“Dio was fantastic, but I’ll tell you, Bruce did not do less than him. I never listen to music, but I was at the hairdresser or a tattoo parlour…anyway, they were playing Iron Maiden, the whole album. That is when I learned about Bruce and what a great voice he has.
“To be honest, I never watched Iron Maiden because that is part of my thing, I stay away from music so I do not spoil it for myself.
“I do not want to over-consume because I am not a consumer, I am a creator. If I would consume, I would have been dead a long time ago.
“But sometimes you can not escape, so that is how I learn sometimes in weird situations about some bands. I realise there are great musicians out there. If I spent more time in hairdressers and boutiques I would probably find out more about those guys [laughs].
“But like I said, Bruce is a fantastic singer.”
On Ritchie Blackmore and Going Acoustic
“You know, when Ritchie [Blackmore] was looking for a new singer to tour, I realised that Richie and I have a complete parallel.
“Everybody who leaves Ritchie joins Michael Schenker. Jeff Beck too, I had three drummers from Jeff Beck’s group and two bass players. I had Cozy Powell and Don Airy.
“When Ritchie left Deep Purple, I actually heard a story that Ritchie was looking for me because he had heard about me doing acoustic music because I had been very successful with it.
“I became rich because of my acoustic thing [laughs]. It was strange because I had no manager and nobody involved, so all the money was flowing straight into my pocket – that is when I realised how much I got ripped off.
“So Ritchie was looking and I was living in Arizona at the time and I think he had just met his new wife and wanted to do something independent. So he ended up doing acoustic stuff too. I think I can read Ritchie’s mind, kind of, and I realised when he did this last tour he had to find a vocalist that was that was able to sing all his hits.
“Most of those hits were written, as far as I know, by Russ Ballard. So he had Graham Bonnet, he had Joe Lynn Turner, Ronnie James Dio. That is a handful of fantastic singers.
“I mean, I must say Ritchie Blackmore has one of the best tastes in finding singers. He had to find somebody who could sing those hits live because he had to play them. So since we are so similar and I have so many singers and lineups…I once made a funny comment and said “tell Ronnie Romero to sing a bit more like Ronnie James Dio” [laughs]. Because that is where he comes from.”
On What Makes a Great Guitarist
“Well…first of all he has to be himself, otherwise he is just a patch maker. I am not interested in patch makers , they are people who take from everybody and sometimes they have such big egos they think they created it – it is so cheap.
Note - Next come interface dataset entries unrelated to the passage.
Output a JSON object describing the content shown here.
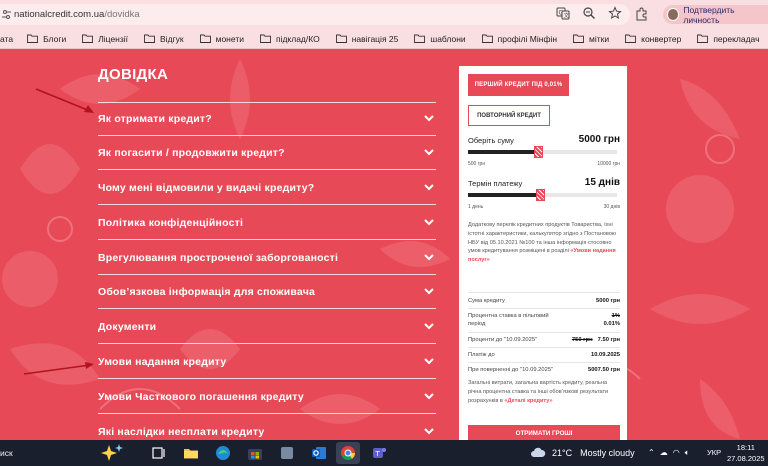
{
  "browser": {
    "url_domain": "nationalcredit.com.ua",
    "url_path": "/dovidka",
    "profile_label": "Подтвердить личность"
  },
  "bookmarks": [
    {
      "label": "ата"
    },
    {
      "label": "Блоги"
    },
    {
      "label": "Ліцензії"
    },
    {
      "label": "Відгук"
    },
    {
      "label": "монети"
    },
    {
      "label": "підклад/КО"
    },
    {
      "label": "навігація 25"
    },
    {
      "label": "шаблони"
    },
    {
      "label": "профілі Мінфін"
    },
    {
      "label": "мітки"
    },
    {
      "label": "конвертер"
    },
    {
      "label": "перекладач"
    }
  ],
  "faq": {
    "title": "ДОВІДКА",
    "items": [
      "Як отримати кредит?",
      "Як погасити / продовжити кредит?",
      "Чому мені відмовили у видачі кредиту?",
      "Політика конфіденційності",
      "Врегулювання простроченої заборгованості",
      "Обов’язкова інформація для споживача",
      "Документи",
      "Умови надання кредиту",
      "Умови Часткового погашення кредиту",
      "Які наслідки несплати кредиту"
    ]
  },
  "calculator": {
    "first_credit_btn": "ПЕРШИЙ КРЕДИТ ПІД 0,01%",
    "repeat_credit_btn": "ПОВТОРНИЙ КРЕДИТ",
    "amount_label": "Оберіть суму",
    "amount_value": "5000 грн",
    "amount_min": "500 грн",
    "amount_max": "10000 грн",
    "amount_fraction": 0.47,
    "term_label": "Термін платежу",
    "term_value": "15 днів",
    "term_min": "1 день",
    "term_max": "30 днів",
    "term_fraction": 0.48,
    "note_text": "Додаткову перелік кредитних продуктів Товариства, їхні істотні характеристики, калькулятор згідно з Постановою НБУ від 05.10.2021 №100 та інша інформація стосовно умов кредитування розміщені в розділі",
    "note_link": "«Умови надання послуг»",
    "rows": {
      "sum_label": "Сума кредиту",
      "sum_value": "5000 грн",
      "rate_label": "Процентна ставка в пільговий період",
      "rate_old": "1%",
      "rate_value": "0.01%",
      "interest_label": "Проценти до \"10.09.2025\"",
      "interest_old": "750 грн",
      "interest_value": "7.50 грн",
      "payment_label": "Платіж до",
      "payment_value": "10.09.2025",
      "total_label": "При поверненні до \"10.09.2025\"",
      "total_value": "5007.50 грн"
    },
    "bottom_note": "Загальні витрати, загальна вартість кредиту, реальна річна процентна ставка та інші обов’язкові результати розрахунків в",
    "bottom_link": "«Деталі кредиту»",
    "get_money_btn": "ОТРИМАТИ ГРОШІ"
  },
  "taskbar": {
    "search_text": "иск",
    "temperature": "21°C",
    "weather": "Mostly cloudy",
    "language": "УКР",
    "time": "18:11",
    "date": "27.08.2025"
  },
  "colors": {
    "brand_red": "#e84957",
    "chrome_pink": "#f9dfe2",
    "taskbar": "#1a1f2e"
  }
}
“But a great guitar player is somebody who expresses themselves with their own identity, their own ideas, style and colours which exist in each person.
“If you want to go for the trends and be rich or for instant gratification, it will die out very soon. If you are true to yourself it will last forever. I am a living example.
“So for fulfilment, please be yourself, be unique and great and be yourself.”
Do you have hope for the future of Rock and Metal?
“Absolutely! Gene Simmons does not! “Rock is dead” [laughs]. But not for me! It is only just starting [laughs].
“Actually UFO toured with Kiss near the beginning. The funny story is, as they are disguised and looking like puppets, after UFO and Kiss played this gig in Chicago everyone was hanging out, waiting to get a lift back to the hotel while the equipment was being moved.
“So there was this guy with curly hair – I was standing next to him and he said to me “Hey Michael, what do you think of Kiss?”. I said “Oh bloody rubbish!”. He knew I did not recognise who he was – it was the guy with the star, Paul Stanley!
“So later, when Scorpions played with Kiss in Munich, Rudolph saw Paul come in and he called out “Paul! Nice to meet you! My brother thinks you guys are the greatest”. Paul said “Bullshit! He hates us!” [laughs].”
MSG – Immortal (Nuclear Blast) was released 29 January 2021